Battle Scars by Sam Maggs takes place a few years after the Fallen Order game (I suspect this book might take place around the same time as the Obi-Wan series?) I’m also not sure if this book happens right before the sequel game coming out in April, Jedi Survivor, or a year or two beforehand. I guess time will tell when I can actually play the game to find out where the story picks up.
Battle Scars opens with the Mantis crew, a tight-knit team at this point, raiding a Haxion Brood base. It is here that the crew pick up an Imperial defector, a Data Analyst named Fret disguised as a stormtrooper. Merrin, the last Nightsister witch of Dathomir, quickly begins a passionate affair with Fret. Given Merrin’s no-nonsense personality in Fallen Order, I found it a bit odd how fast she fell for Fret as well as how fast she seemingly trusted her, despite Fret’s Imperial ties. It all happens so fast that it’s hard for this reader to buy. The rest of the Mantis crew is weary, but cautiously agrees to a mission Fret proposes to acquire schematics for shrouding technology (The Shroud) before the Empire gets hold of it.

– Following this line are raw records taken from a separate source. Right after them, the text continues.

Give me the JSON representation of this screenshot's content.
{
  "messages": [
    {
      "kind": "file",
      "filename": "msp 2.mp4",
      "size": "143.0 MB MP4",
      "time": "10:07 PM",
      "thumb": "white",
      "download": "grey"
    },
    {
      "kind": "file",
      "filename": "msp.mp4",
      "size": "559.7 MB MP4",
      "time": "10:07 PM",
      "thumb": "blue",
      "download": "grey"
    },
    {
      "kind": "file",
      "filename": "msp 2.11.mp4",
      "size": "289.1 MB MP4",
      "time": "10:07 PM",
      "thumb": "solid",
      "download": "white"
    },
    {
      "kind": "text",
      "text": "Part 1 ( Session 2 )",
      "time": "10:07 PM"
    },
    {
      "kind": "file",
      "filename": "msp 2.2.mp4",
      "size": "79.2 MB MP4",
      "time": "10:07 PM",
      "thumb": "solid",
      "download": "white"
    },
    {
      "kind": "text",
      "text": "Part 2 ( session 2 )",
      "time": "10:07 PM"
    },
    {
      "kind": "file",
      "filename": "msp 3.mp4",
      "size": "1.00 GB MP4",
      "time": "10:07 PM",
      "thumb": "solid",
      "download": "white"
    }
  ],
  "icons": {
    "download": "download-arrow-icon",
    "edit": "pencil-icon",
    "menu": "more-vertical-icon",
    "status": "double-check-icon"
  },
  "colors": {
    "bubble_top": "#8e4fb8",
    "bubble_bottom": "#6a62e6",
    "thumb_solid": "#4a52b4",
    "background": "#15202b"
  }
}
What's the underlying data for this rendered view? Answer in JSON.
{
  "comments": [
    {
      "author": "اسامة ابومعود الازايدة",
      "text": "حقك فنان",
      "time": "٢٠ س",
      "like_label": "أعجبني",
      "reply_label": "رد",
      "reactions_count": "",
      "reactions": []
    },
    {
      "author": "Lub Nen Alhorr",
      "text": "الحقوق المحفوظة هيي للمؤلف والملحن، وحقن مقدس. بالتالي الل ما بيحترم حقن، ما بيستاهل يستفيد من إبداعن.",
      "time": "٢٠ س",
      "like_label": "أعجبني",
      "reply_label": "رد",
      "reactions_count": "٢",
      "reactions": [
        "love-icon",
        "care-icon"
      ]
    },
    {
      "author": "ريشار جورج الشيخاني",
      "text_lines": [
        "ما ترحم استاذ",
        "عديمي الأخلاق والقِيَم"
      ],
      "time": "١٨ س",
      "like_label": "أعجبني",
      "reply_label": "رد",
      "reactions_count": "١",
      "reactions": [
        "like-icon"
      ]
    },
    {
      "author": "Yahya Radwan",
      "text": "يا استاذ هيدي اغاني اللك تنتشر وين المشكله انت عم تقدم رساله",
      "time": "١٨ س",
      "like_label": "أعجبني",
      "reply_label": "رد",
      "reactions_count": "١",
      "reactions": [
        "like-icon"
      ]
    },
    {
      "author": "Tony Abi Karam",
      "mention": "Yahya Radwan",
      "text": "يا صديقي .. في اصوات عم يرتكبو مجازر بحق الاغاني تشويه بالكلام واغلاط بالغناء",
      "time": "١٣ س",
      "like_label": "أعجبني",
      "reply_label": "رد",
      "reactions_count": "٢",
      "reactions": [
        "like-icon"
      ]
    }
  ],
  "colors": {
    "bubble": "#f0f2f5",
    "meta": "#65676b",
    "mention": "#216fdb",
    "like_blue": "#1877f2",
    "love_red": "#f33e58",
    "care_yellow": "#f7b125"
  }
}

The first half of the novel focuses largely on the relationship between Merrin and Fret, which for me personally seemed very out of character for Merrin. I get what the author was going for in that Fret was supposed to remind Merrin of an ex-lover on Dathomir which in turned reignited her fire and magick use that she had been having trouble connecting with of late. Cal is mostly single-minded in focusing on the mission and protecting his crew, while Greez and Cere are mostly seen in passing in the first half as well. It seemed like the author didn’t really know what to do with Cere until the second half of the book.
In acquiring The Shroud, the Mantis crew and Fret find an engineer who is not only be the inventor, but also Fret’s former lover whom she thought was dead. Cue Merrin getting very brooding at Fret’s betrayal, as well as some “I told you so” moments from Greez (thank you, Greez, I was thinking that the whole time, too.)
We get more of Cal and Cere in the second half of the novel. Cere considers how to preserve the legacy of the Jedi. Cal struggles with his path forward in terms of fighting the Empire, but also his identity. In many ways, Merrin does as well and her experiences in this book really highlight to her who she really needs to be with in order to be on the right path. There are glimpses of a Cal and Merrin romantic relationship toward the end, and I will be interested to see if this dynamic is explored in the next game since Cal doesn’t technically have to adhere to a code anymore.
I overall found Battle Scars entertaining, however the first half of the book didn’t sit completely right with me given the very out of character behavior from Merrin (she doesn’t really spend a lot of time being suspicious and distrustful of Fret before starting their romance?) The second half was a lot more fast-paced and well-rounded. I also appreciated certain game mechanics being woven into Cal’s POV chapters. I found the writing style to be very YA-ish, which I’m not a huge fan of, but this is a Star Wars book so it is what it is.